Third parties preventing transactions
Can third parties bring litigation to break up or stop agreed M&A transactions prior to closing?
Only the parties to a transaction, or its shareholders, may request cancellation of the transaction. Third-party creditors of a company may only have standing to bring a claim based on director negligence and that the losses arising affected the position of creditors. However, such an action would not stop the transaction process and is merely a monetary compensation. Therefore, other third-party buyers would be rather unlikely to have standing to break up or stop agreed M&A transactions.
Third parties supporting transactions
Can third parties in your jurisdiction use litigation to force or pressure corporations to enter into M&A transactions?
The Capital Markets Law and the TCC allow minority shareholders in certain circumstances to sell their shares to the company or to force an acquirer of control over a public corporation to make a tender offer to minority shareholders. However, in the absence of a specific transaction, there is no practice in Turkey of using litigation to force corporations to open themselves up to third-party buyers.
Unsolicited or unwanted proposals
What are the duties and responsibilities of directors in your jurisdiction when the corporation receives an unsolicited or unwanted proposal to enter into an M&A transaction?
Directors must carry out their duties transparently and with due care and diligence in the case of an unwanted or unsolicited proposal to enter into an M&A transaction and safeguard the rights of shareholders.
In the case of deals that trigger a mandatory tender offer owing to a change of control, the directors are responsible for compliance with the Capital Markets Law and determining the fair value for the shares (on the calculation basis stipulated in the Capital Markets Law) where it would result in a mandatory tender offer.
Common types of claim
Shareholders aside, what are the most common types of claims asserted by and against counterparties to an M&A transaction?
The most common type of claims asserted by and against counterparties to an M&A transaction are indemnification or monetary claims due to breach of representation and warranties as well as claims relating to purchase price adjustments or earn-out claims.
Differences from litigation brought by shareholders
How does litigation between the parties to an M&A transaction differ from litigation brought by shareholders?
Litigation between parties to an M&A transaction are generally based on contractually agreed provisions in the transaction documents. These documents often contain arbitration clauses and therefore in cases of dispute the parties to a transaction start proceedings in accordance with the arbitration rules of the relevant body or organisation.

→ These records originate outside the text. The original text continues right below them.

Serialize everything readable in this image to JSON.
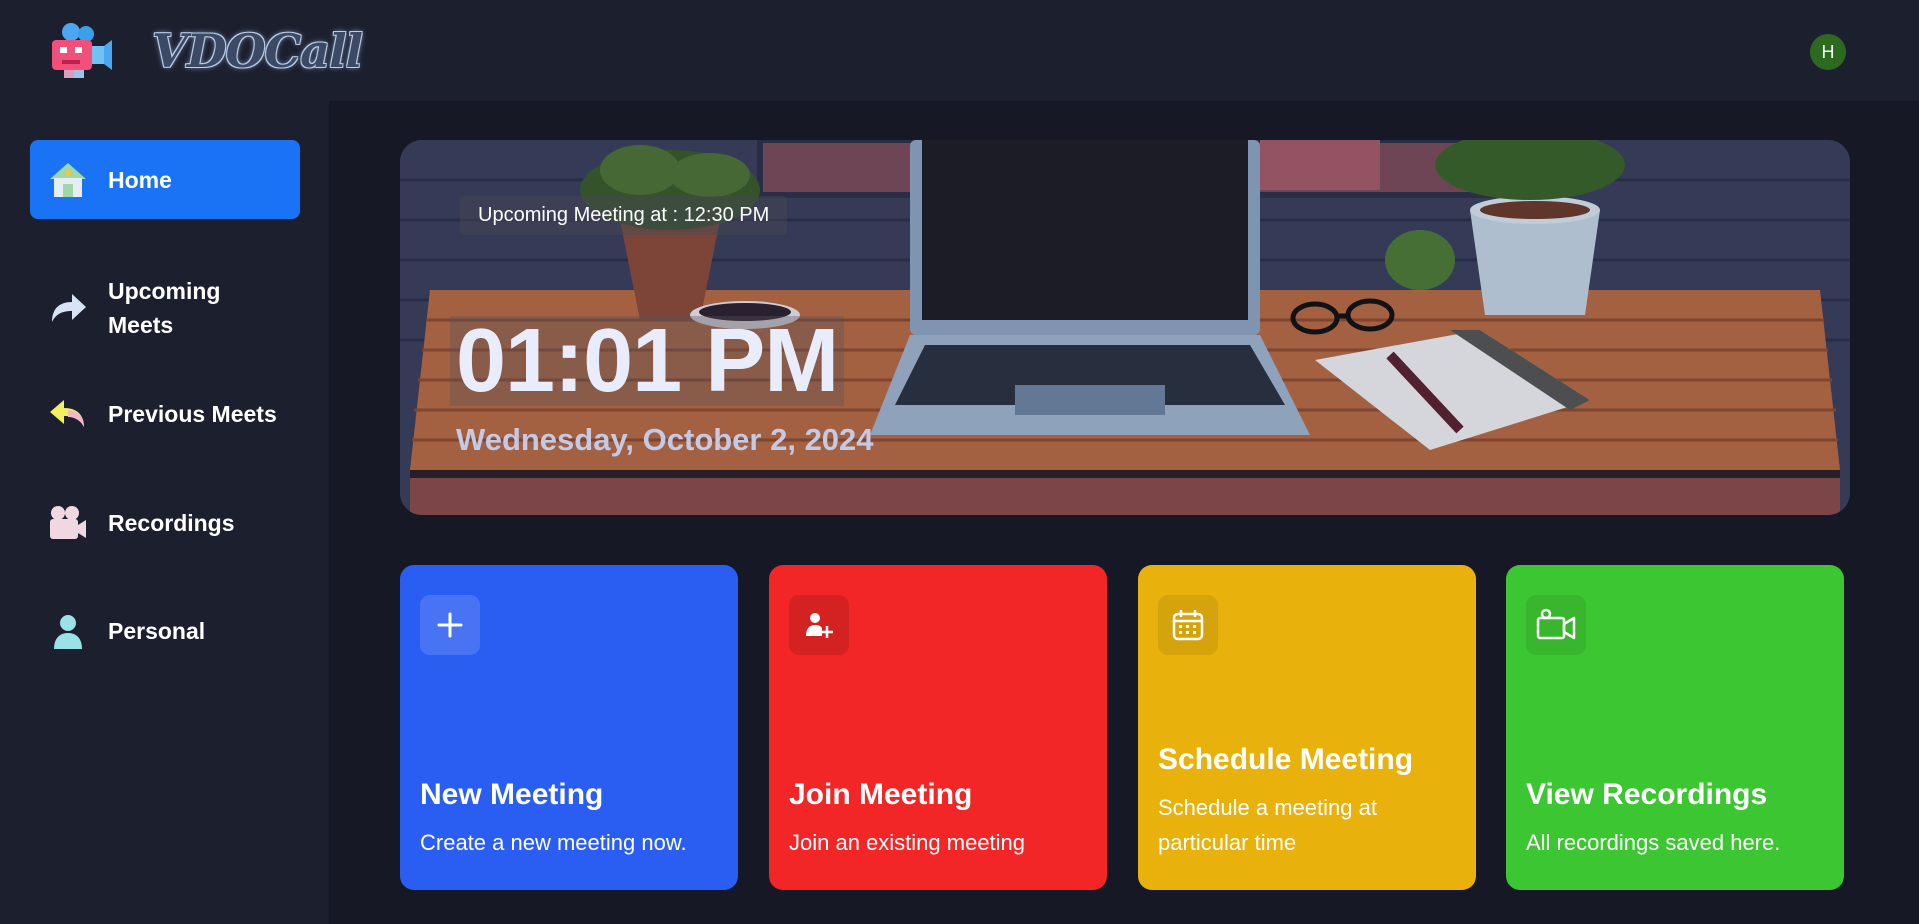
{
  "app": {
    "name": "VDOCall",
    "avatar_initial": "H"
  },
  "sidebar": {
    "items": [
      {
        "label": "Home",
        "icon": "home-icon",
        "active": true
      },
      {
        "label": "Upcoming Meets",
        "icon": "share-arrow-icon",
        "active": false
      },
      {
        "label": "Previous Meets",
        "icon": "reply-arrow-icon",
        "active": false
      },
      {
        "label": "Recordings",
        "icon": "video-camera-icon",
        "active": false
      },
      {
        "label": "Personal",
        "icon": "user-icon",
        "active": false
      }
    ]
  },
  "hero": {
    "upcoming": "Upcoming Meeting at : 12:30 PM",
    "time": "01:01 PM",
    "date": "Wednesday, October 2, 2024"
  },
  "cards": [
    {
      "title": "New Meeting",
      "description": "Create a new meeting now.",
      "color": "#2a5ef2",
      "icon": "plus-icon"
    },
    {
      "title": "Join Meeting",
      "description": "Join an existing meeting",
      "color": "#f22626",
      "icon": "user-add-icon"
    },
    {
      "title": "Schedule Meeting",
      "description": "Schedule a meeting at particular time",
      "color": "#e8b10c",
      "icon": "calendar-icon"
    },
    {
      "title": "View Recordings",
      "description": "All recordings saved here.",
      "color": "#3cc632",
      "icon": "video-icon"
    }
  ]
}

However, where the shareholders are not a party to an M&A transaction, they are not bound with the jurisdiction clause and their most common form of action is usually to challenge the general assembly resolution approving the transaction. Such challenges must be brought before the local courts pursuant to Turkish law.
Updates and trends
What are the most current trends and developments in M&A litigation in your jurisdiction?
Following the establishment of the Istanbul Arbitration Centre (ISTAC), there is an increasing trend to use ISTAC in jurisdiction clauses where one or more of the parties to an M&A transaction is Turkish. While the International Chamber of Commerce is still a preferred arbitration institution in cross-border M&A transactions, the establishment of ISTAC has increased the popularity of arbitration in Turkey by introducing the concept of resolution by way of arbitration to a wider group of Turkish businesses. We expect this trend to continue for the foreseeable future.